For starters, they don't have bases. Instead, they have “mother Goos,” massive amorphous blobs that roam around the map absorbing resources and spitting out units like some nomadic primordial ooze. Whatever units you need at any given moment can be spawned almost instantly (assuming you've got the resources), making the Goo an exceptionally unpredictable offensive threat.
Mother goos can also traverse any portion of the environment, an advantage not enjoyed by either of the other races. I watched as my silvery, iridescent blob slithered up a mountain side, where it remained perched out of view (though also out of reach of more resources). Later I discovered mother units can even be split into smaller, semi-autonomous mothers or grown into a massive, tentacled super weapon. At their most powerful, Mother Goos can devour entire bases whole, though I was lead to believe this would take a considerable amount of time and planning to pull off.
The game's two other races have “epic units” as well that will hopefully help counteract these massive mothers, but I didn't see them in action, unfortunately. I did, however, get a small sampling of the Human faction's tactics, which also offer up a few unique mechanical tricks. Their bases, for example, are totally modular and can be rearranged at any time so long as the structures remain connected the base's expandable power grid. If an enemy attacks the north side of your base after you built a ton of turrets on the east side, just pick them up and move them at no cost. Same thing with their defensive walls (yes, walls!).
The order in which you place human structures also impacts the way they function. Building structure A next to structure B will produce a different effect than building A next to C. I didn't actually get to see this particular quirk in action, but it's an intriguing concept nonetheless. I also didn't see the Beta race at all, but according to developer Petroglyph, their bases use a hub-and-spoke structure that offers a greater number of potential configurations than the human's purely defensive-minded building techniques.
The actual combat should look totally familiar to any seasoned RTS player: a fog of war shrouds a topographically diverse map littered with resources for mining and bottlenecks for exploiting across which players move massive numbers of tiny units with a few cursor clicks and hotkey punches. My experience with the game at E3 was more of a focused introduction to the Goo faction than a granular exploration of the game as a whole, but according to the Petroglyph rep I spoke with, the team aims to focus the combat more on big picture tactical decisions than unit micromanagement.

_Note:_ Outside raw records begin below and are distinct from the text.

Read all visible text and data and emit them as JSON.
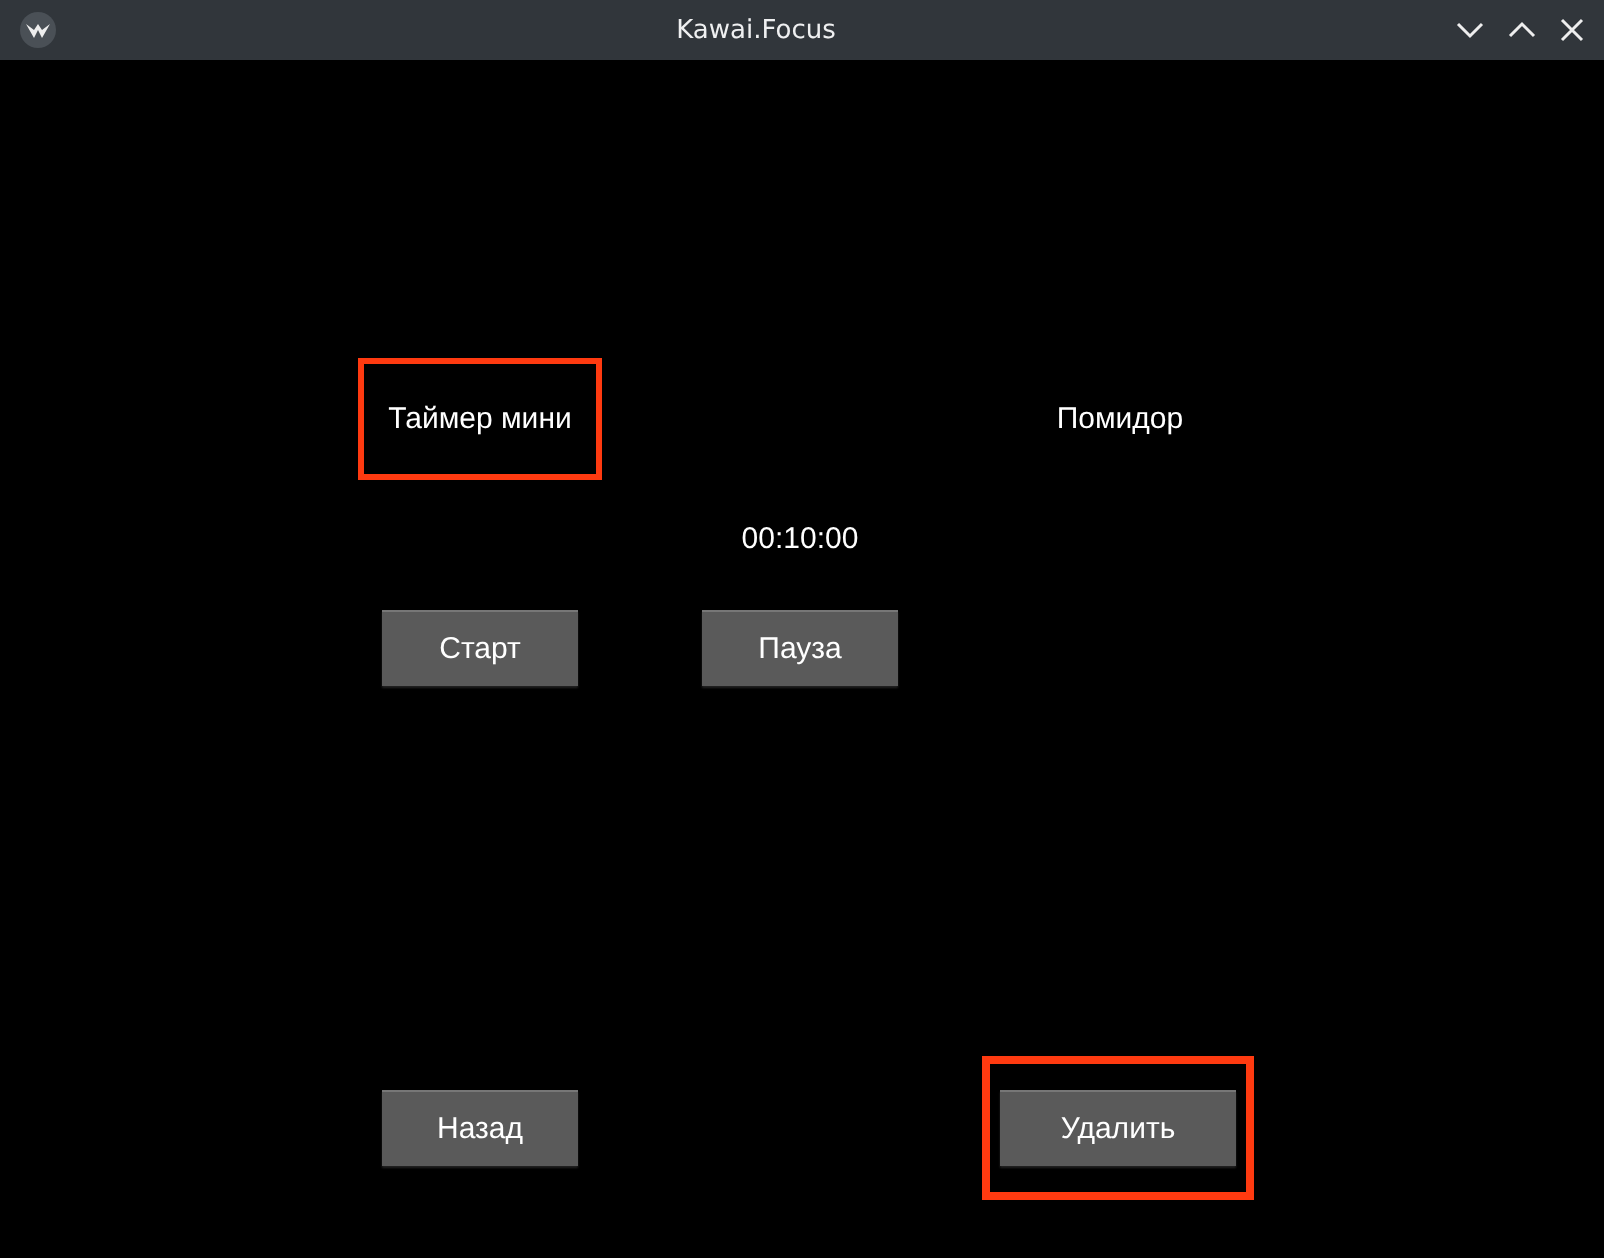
{
  "window": {
    "title": "Kawai.Focus"
  },
  "labels": [
    {
      "text": "Таймер мини",
      "highlighted": true
    },
    {
      "text": "Помидор",
      "highlighted": false
    }
  ],
  "time": "00:10:00",
  "timer_buttons": [
    {
      "label": "Старт",
      "highlighted": false
    },
    {
      "label": "Пауза",
      "highlighted": false
    }
  ],
  "bottom_buttons": [
    {
      "label": "Назад",
      "highlighted": false
    },
    {
      "label": "Удалить",
      "highlighted": true
    }
  ]
}
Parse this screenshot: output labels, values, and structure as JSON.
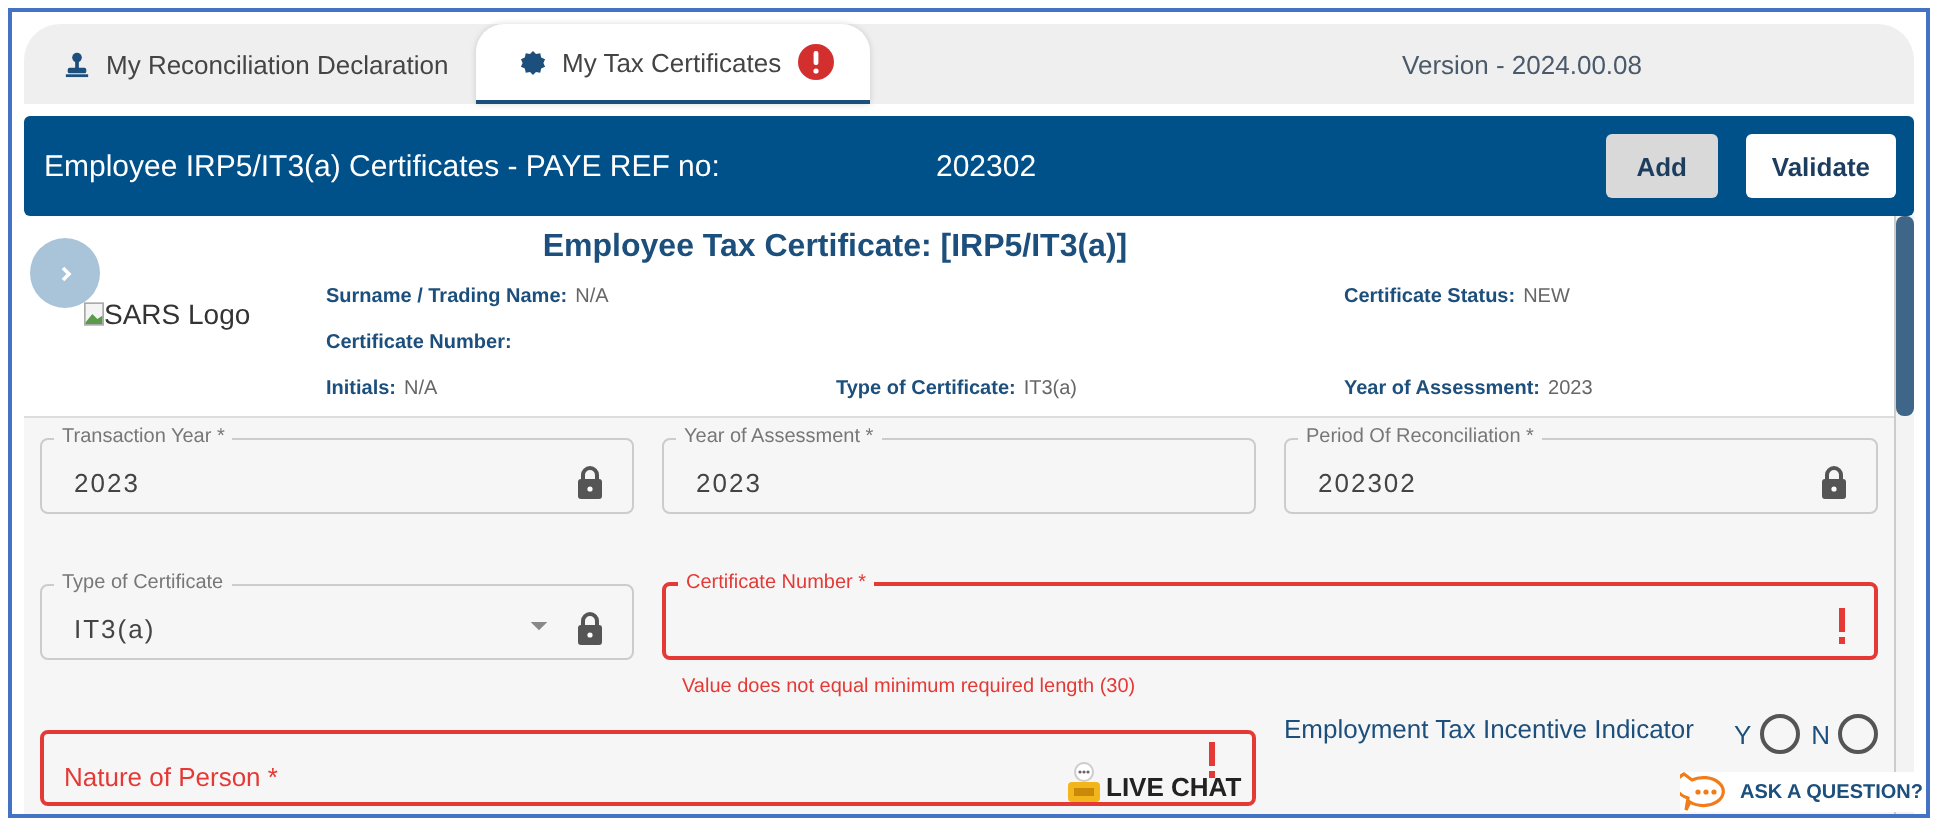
{
  "tabs": [
    {
      "label": "My Reconciliation Declaration",
      "selected": false,
      "alert": false
    },
    {
      "label": "My Tax Certificates",
      "selected": true,
      "alert": true
    }
  ],
  "version": "Version - 2024.00.08",
  "header": {
    "title": "Employee IRP5/IT3(a) Certificates - PAYE REF no:",
    "ref": "202302",
    "buttons": [
      {
        "label": "Add",
        "kind": "secondary"
      },
      {
        "label": "Validate",
        "kind": "primary"
      }
    ]
  },
  "certificate": {
    "logo_alt": "SARS Logo",
    "title": "Employee Tax Certificate: [IRP5/IT3(a)]",
    "info_rows": [
      [
        {
          "label": "Surname / Trading Name:",
          "value": "N/A"
        },
        null,
        {
          "label": "Certificate Status:",
          "value": "NEW"
        }
      ],
      [
        {
          "label": "Certificate Number:"
        },
        null,
        null
      ],
      [
        {
          "label": "Initials:",
          "value": "N/A"
        },
        {
          "label": "Type of Certificate:",
          "value": "IT3(a)"
        },
        {
          "label": "Year of Assessment:",
          "value": "2023"
        }
      ]
    ]
  },
  "fields": [
    {
      "label": "Transaction Year *",
      "value": "2023",
      "kind": "text",
      "locked": true,
      "error": false
    },
    {
      "label": "Year of Assessment *",
      "value": "2023",
      "kind": "text",
      "locked": false,
      "error": false
    },
    {
      "label": "Period Of Reconciliation *",
      "value": "202302",
      "kind": "text",
      "locked": true,
      "error": false
    },
    {
      "label": "Type of Certificate",
      "value": "IT3(a)",
      "kind": "select",
      "locked": true,
      "error": false
    },
    {
      "label": "Certificate Number *",
      "kind": "text",
      "locked": false,
      "error": true,
      "message": "Value does not equal minimum required length (30)"
    }
  ],
  "nature_field": {
    "label": "Nature of Person *",
    "error": true
  },
  "indicator": {
    "label": "Employment Tax Incentive Indicator",
    "options": [
      {
        "label": "Y",
        "selected": false
      },
      {
        "label": "N",
        "selected": false
      }
    ]
  },
  "live_chat": "LIVE CHAT",
  "ask": "ASK A QUESTION?"
}
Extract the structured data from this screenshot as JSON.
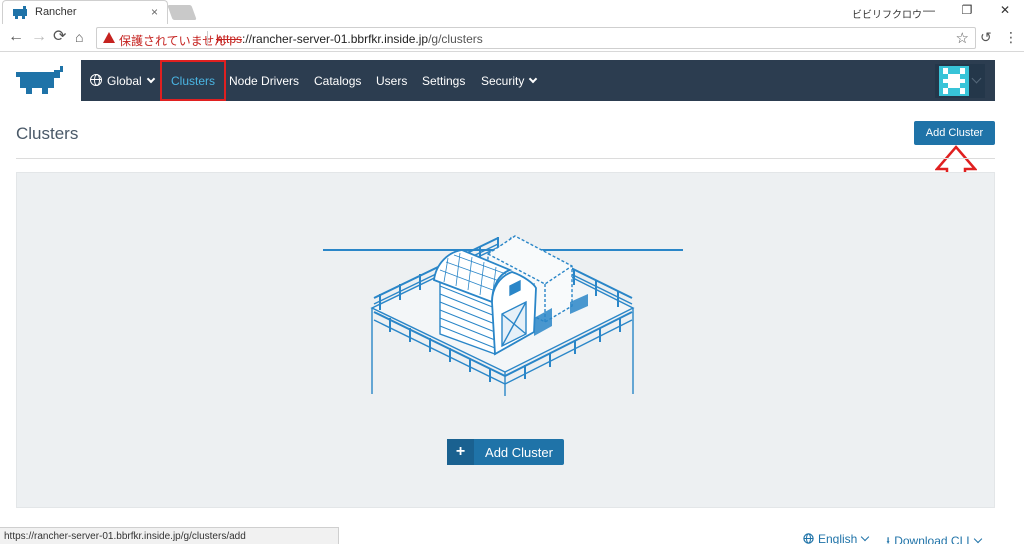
{
  "browser": {
    "tab_title": "Rancher",
    "tab_close": "×",
    "window_user": "ビビリフクロウ",
    "window_controls": {
      "minimize": "—",
      "restore": "❐",
      "close": "✕"
    },
    "security_warning": "保護されていません",
    "url_protocol": "https",
    "url_host": "://rancher-server-01.bbrfkr.inside.jp",
    "url_path": "/g/clusters",
    "status_url": "https://rancher-server-01.bbrfkr.inside.jp/g/clusters/add"
  },
  "nav": {
    "scope": "Global",
    "items": [
      {
        "label": "Clusters",
        "active": true
      },
      {
        "label": "Node Drivers"
      },
      {
        "label": "Catalogs"
      },
      {
        "label": "Users"
      },
      {
        "label": "Settings"
      },
      {
        "label": "Security"
      }
    ]
  },
  "page": {
    "title": "Clusters",
    "add_button": "Add Cluster"
  },
  "empty_state": {
    "add_button": "Add Cluster",
    "plus_icon": "+"
  },
  "footer": {
    "language": "English",
    "download": "Download CLI"
  },
  "colors": {
    "nav_bg": "#2c3d50",
    "accent": "#1f73a8",
    "active_nav": "#4ab5e3",
    "annotation_red": "#e02020"
  }
}
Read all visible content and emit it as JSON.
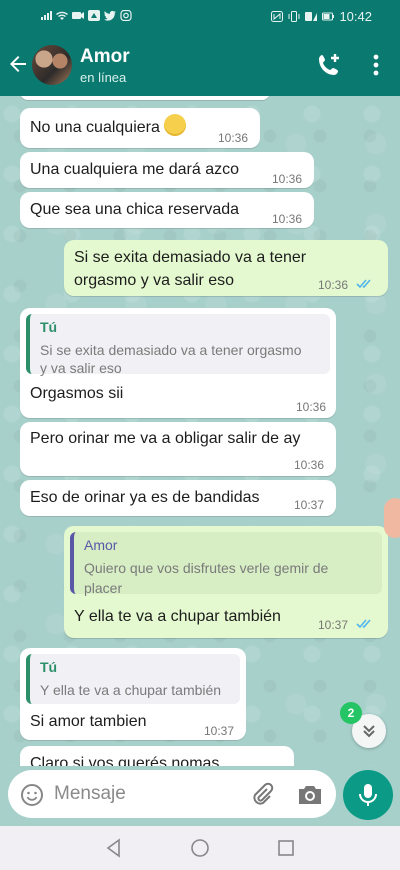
{
  "status_bar": {
    "time": "10:42"
  },
  "header": {
    "name": "Amor",
    "status": "en línea"
  },
  "messages": [
    {
      "text": "No una cualquiera",
      "time": "10:36"
    },
    {
      "text": "Una cualquiera me dará azco",
      "time": "10:36"
    },
    {
      "text": "Que sea una chica reservada",
      "time": "10:36"
    },
    {
      "text1": "Si se exita demasiado va a tener",
      "text2": "orgasmo y va salir eso",
      "time": "10:36"
    },
    {
      "quote_author": "Tú",
      "quote1": "Si se exita demasiado va a tener orgasmo",
      "quote2": "y va salir eso",
      "text": "Orgasmos sii",
      "time": "10:36"
    },
    {
      "text": "Pero orinar me va a obligar salir de ay",
      "time": "10:36"
    },
    {
      "text": "Eso de orinar ya es de bandidas",
      "time": "10:37"
    },
    {
      "quote_author": "Amor",
      "quote1": "Quiero que vos disfrutes verle gemir de",
      "quote2": "placer",
      "text": "Y ella te va a chupar también",
      "time": "10:37"
    },
    {
      "quote_author": "Tú",
      "quote1": "Y ella te va a chupar también",
      "text": "Si amor tambien",
      "time": "10:37"
    },
    {
      "text": "Claro si vos querés nomas"
    }
  ],
  "unread_badge": "2",
  "input": {
    "placeholder": "Mensaje"
  },
  "colors": {
    "header": "#0a7a70",
    "outgoing": "#e4f9cf",
    "incoming": "#ffffff",
    "accent": "#0a9a86"
  }
}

Regardless of how the deeper nuances of Grey Goo's combat shape up, just seeing the level of creativity imbued in the Goo has me intrigued. In order to successfully break the rules, you first must learn and understand them; Petroglyph's deep appreciation for the genre is obvious in the Goo. I can only hope the other two races prove equalling compelling once we dive into the finished product this fall.